Keyshia Cole-Gibson has teamed up with famed shoe brand Steve Madden for a three-pair shoe collection, one of which she debuted on 106 & Park earlier this week.
Andrew Bellavia Mullinax general manager left, Patrick George finance director, and Dino Costi sort shoes donated at to a charity started by Costi to collect shoes for the poor.
Go home with a shoe full of surprises after you explore shoes from around the world at our the Museum's new exhibit: Global Shoes.
The Nike Foamposites are pretty much the unofficial shoe of Washington DC These amazing custom Foams, made by Sole Swap, might be the most DMV shoe to date.
Products & Services: Men's Shoes, Men's Suits, Menswear, Ties, Women's Shoes, Womenswear.

In science:

Sometime Soc G is not big enough and then we use the shoe of G, that is, the subgroup of G generated by the intersection of the normalizers in G of the minimal normal subgroups of Soc G.
Second maximal subgroups of the finite alternating and symmetric groups
By 5.7.1, (Shoe H )e = dp : Al ee has exactly l imprimitivity systems of order m, the codirections of p.
Second maximal subgroups of the finite alternating and symmetric groups
These must be the l imprimitivity systems of order m of Shoe G = dq : (Sm )l e, which are indeed the codirections of q , as claimed.
Second maximal subgroups of the finite alternating and symmetric groups
B b ee 6 Shoe G: But Shoe G = dq : (Sma )b e \ U has exactly b imprimitivity systems of order ma which are the codirections of q .
Second maximal subgroups of the finite alternating and symmetric groups
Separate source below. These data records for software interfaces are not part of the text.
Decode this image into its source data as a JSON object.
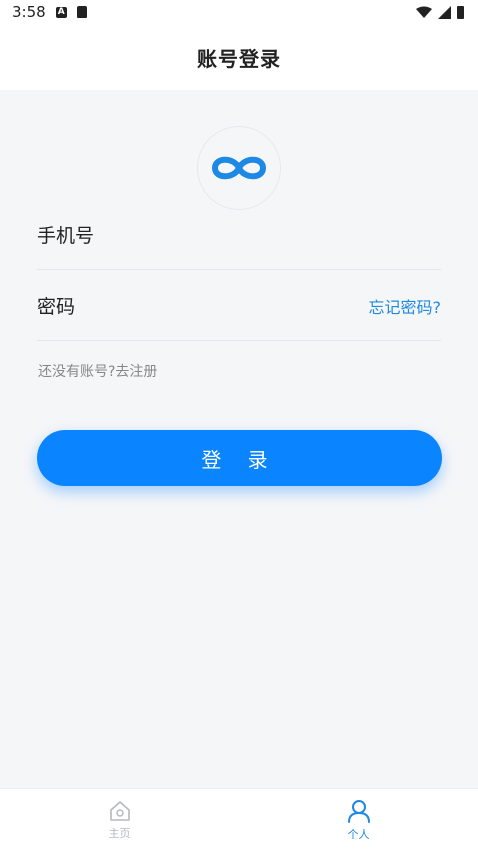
{
  "status_bar": {
    "time": "3:58"
  },
  "header": {
    "title": "账号登录"
  },
  "form": {
    "phone_label": "手机号",
    "password_label": "密码",
    "forgot_link": "忘记密码?",
    "register_link": "还没有账号?去注册",
    "login_button": "登 录"
  },
  "tabbar": {
    "items": [
      {
        "label": "主页",
        "icon": "home-icon",
        "active": false
      },
      {
        "label": "个人",
        "icon": "person-icon",
        "active": true
      }
    ]
  },
  "colors": {
    "accent": "#0a84ff",
    "link": "#1e88e5",
    "background": "#f5f6f8"
  }
}
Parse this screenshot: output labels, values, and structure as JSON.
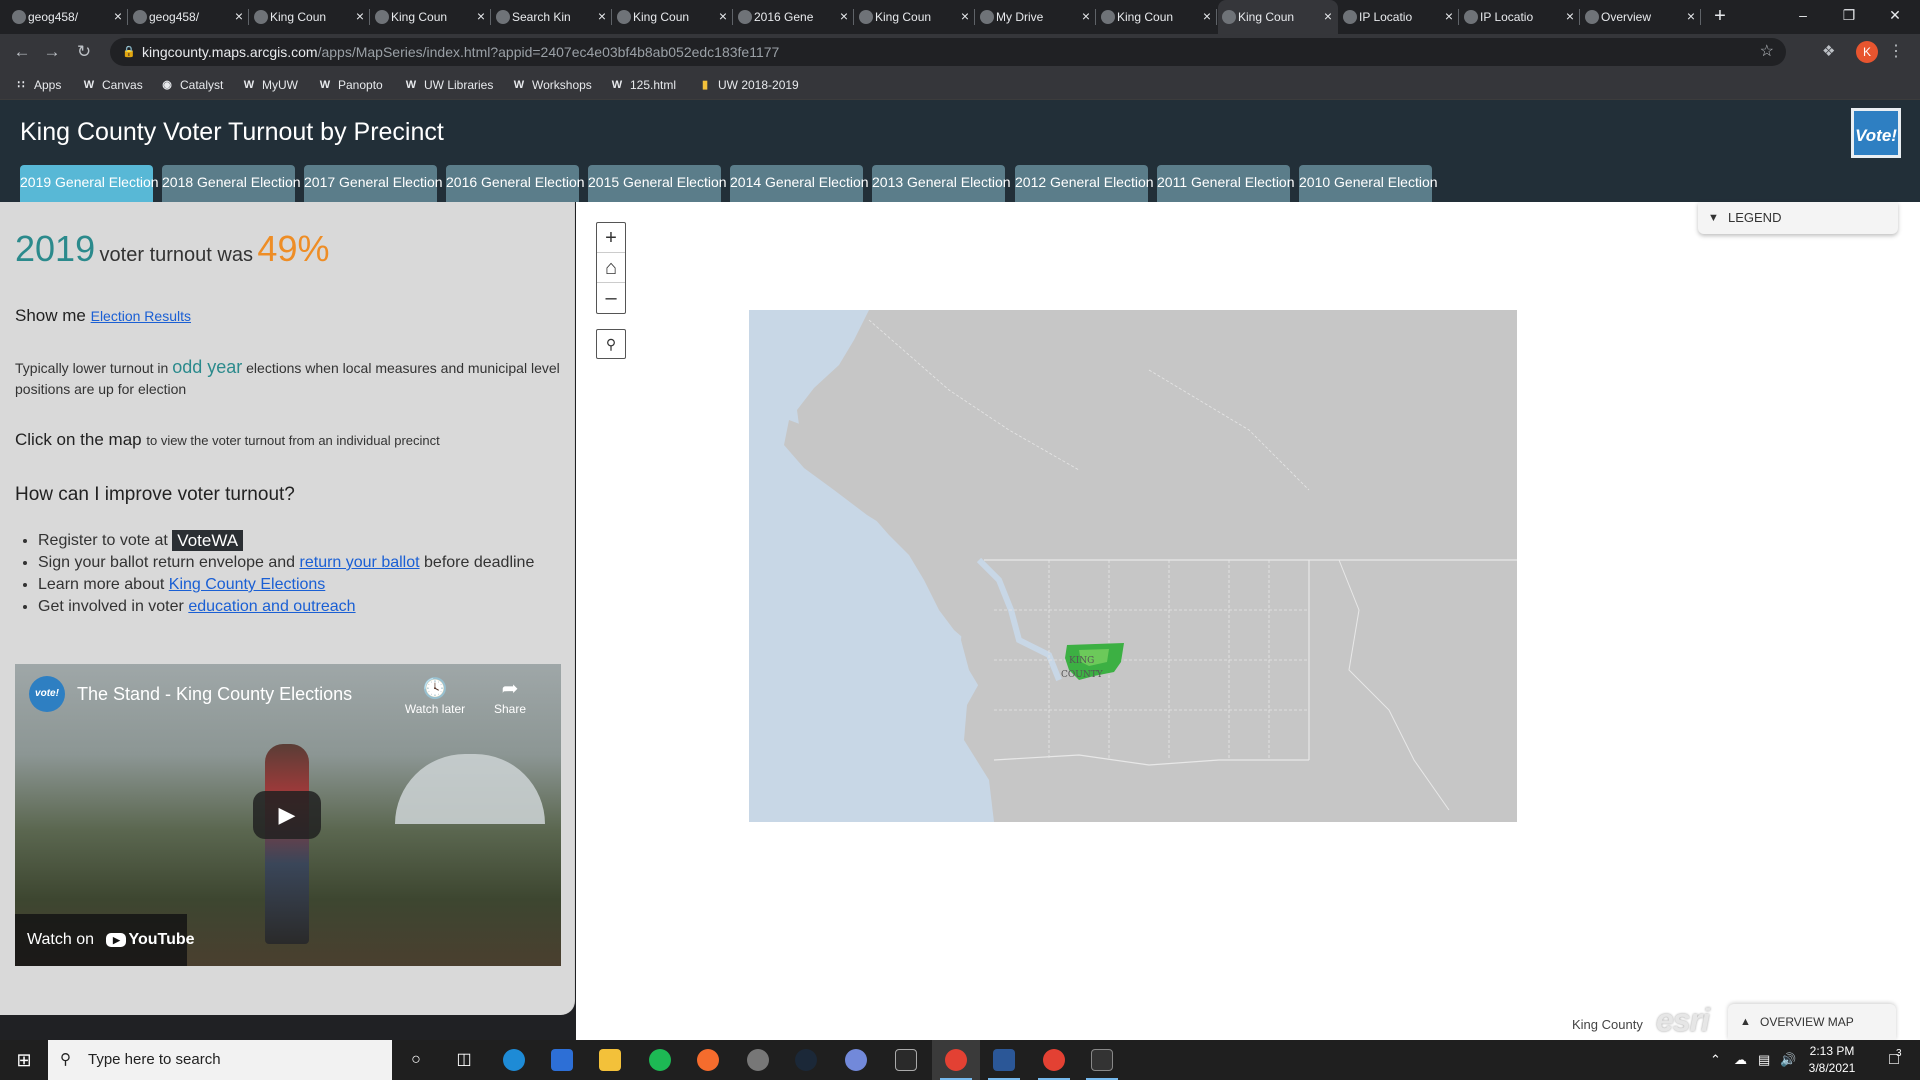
{
  "browser": {
    "tabs": [
      {
        "title": "geog458/",
        "active": false
      },
      {
        "title": "geog458/",
        "active": false
      },
      {
        "title": "King Coun",
        "active": false
      },
      {
        "title": "King Coun",
        "active": false
      },
      {
        "title": "Search Kin",
        "active": false
      },
      {
        "title": "King Coun",
        "active": false
      },
      {
        "title": "2016 Gene",
        "active": false
      },
      {
        "title": "King Coun",
        "active": false
      },
      {
        "title": "My Drive",
        "active": false
      },
      {
        "title": "King Coun",
        "active": false
      },
      {
        "title": "King Coun",
        "active": true
      },
      {
        "title": "IP Locatio",
        "active": false
      },
      {
        "title": "IP Locatio",
        "active": false
      },
      {
        "title": "Overview",
        "active": false
      }
    ],
    "url_host": "kingcounty.maps.arcgis.com",
    "url_path": "/apps/MapSeries/index.html?appid=2407ec4e03bf4b8ab052edc183fe1177",
    "profile_initial": "K",
    "bookmarks": [
      {
        "label": "Apps",
        "icon": "apps-grid-icon"
      },
      {
        "label": "Canvas",
        "icon": "W"
      },
      {
        "label": "Catalyst",
        "icon": "catalyst-icon"
      },
      {
        "label": "MyUW",
        "icon": "W"
      },
      {
        "label": "Panopto",
        "icon": "W"
      },
      {
        "label": "UW Libraries",
        "icon": "W"
      },
      {
        "label": "Workshops",
        "icon": "W"
      },
      {
        "label": "125.html",
        "icon": "W"
      },
      {
        "label": "UW 2018-2019",
        "icon": "folder-icon"
      }
    ]
  },
  "app": {
    "title": "King County Voter Turnout by Precinct",
    "logo_text": "Vote!",
    "election_tabs": [
      {
        "label": "2019 General Election",
        "active": true
      },
      {
        "label": "2018 General Election",
        "active": false
      },
      {
        "label": "2017 General Election",
        "active": false
      },
      {
        "label": "2016 General Election",
        "active": false
      },
      {
        "label": "2015 General Election",
        "active": false
      },
      {
        "label": "2014 General Election",
        "active": false
      },
      {
        "label": "2013 General Election",
        "active": false
      },
      {
        "label": "2012 General Election",
        "active": false
      },
      {
        "label": "2011 General Election",
        "active": false
      },
      {
        "label": "2010 General Election",
        "active": false
      }
    ]
  },
  "panel": {
    "year": "2019",
    "turnout_text": "voter turnout was",
    "turnout_pct": "49%",
    "show_me": "Show me",
    "election_results_link": "Election Results",
    "typical_pre": "Typically lower turnout in",
    "typical_em": "odd year",
    "typical_post": "elections when local measures and municipal level positions are up for election",
    "click_map_bold": "Click on the map",
    "click_map_rest": "to view the voter turnout from an individual precinct",
    "improve_heading": "How can I improve voter turnout?",
    "tip1_text": "Register to vote at",
    "tip1_badge": "VoteWA",
    "tip2_pre": "Sign your ballot return envelope and",
    "tip2_link": "return your ballot",
    "tip2_post": "before deadline",
    "tip3_pre": "Learn more about",
    "tip3_link": "King County Elections",
    "tip4_pre": "Get involved in voter",
    "tip4_link": "education and outreach",
    "video": {
      "title": "The Stand - King County Elections",
      "channel_logo": "vote!",
      "watch_later": "Watch later",
      "share": "Share",
      "watch_on": "Watch on",
      "youtube": "YouTube"
    }
  },
  "map": {
    "legend_label": "LEGEND",
    "overview_label": "OVERVIEW MAP",
    "attribution": "King County",
    "esri": "esri",
    "county_label_1": "KING",
    "county_label_2": "COUNTY",
    "colors": {
      "water": "#c8d7e6",
      "land": "#c6c6c6",
      "turnout_high": "#3cb043",
      "turnout_mid": "#6cc95a"
    }
  },
  "taskbar": {
    "search_placeholder": "Type here to search",
    "time": "2:13 PM",
    "date": "3/8/2021",
    "notifications": "3"
  }
}
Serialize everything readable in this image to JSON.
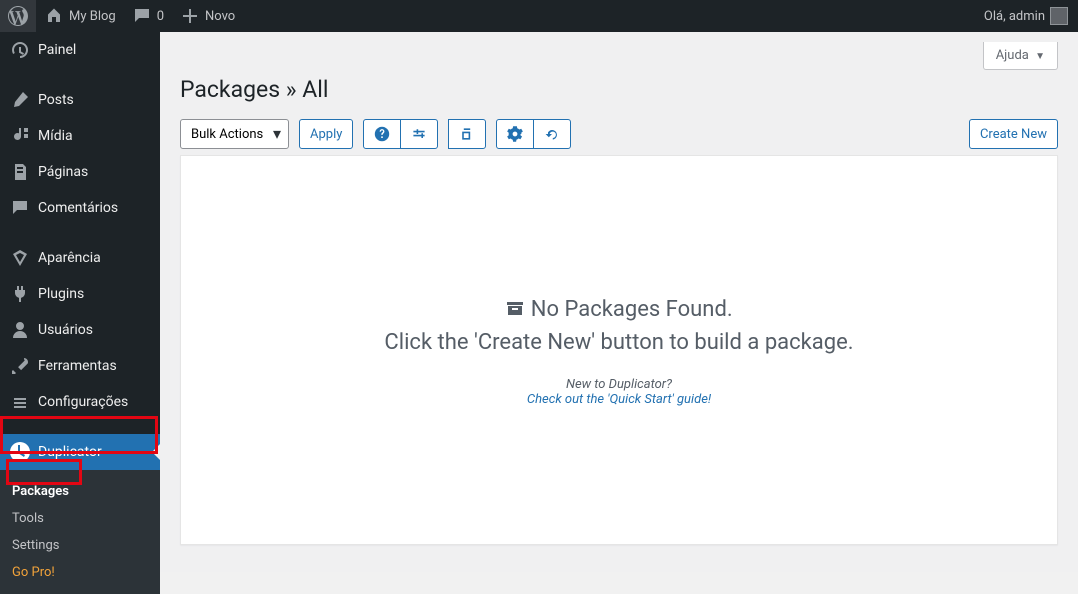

It follows that Soc H is conjugate in Shoe N(G) to dr : =V=b e.
Second maximal subgroups of the finite alternating and symmetric groups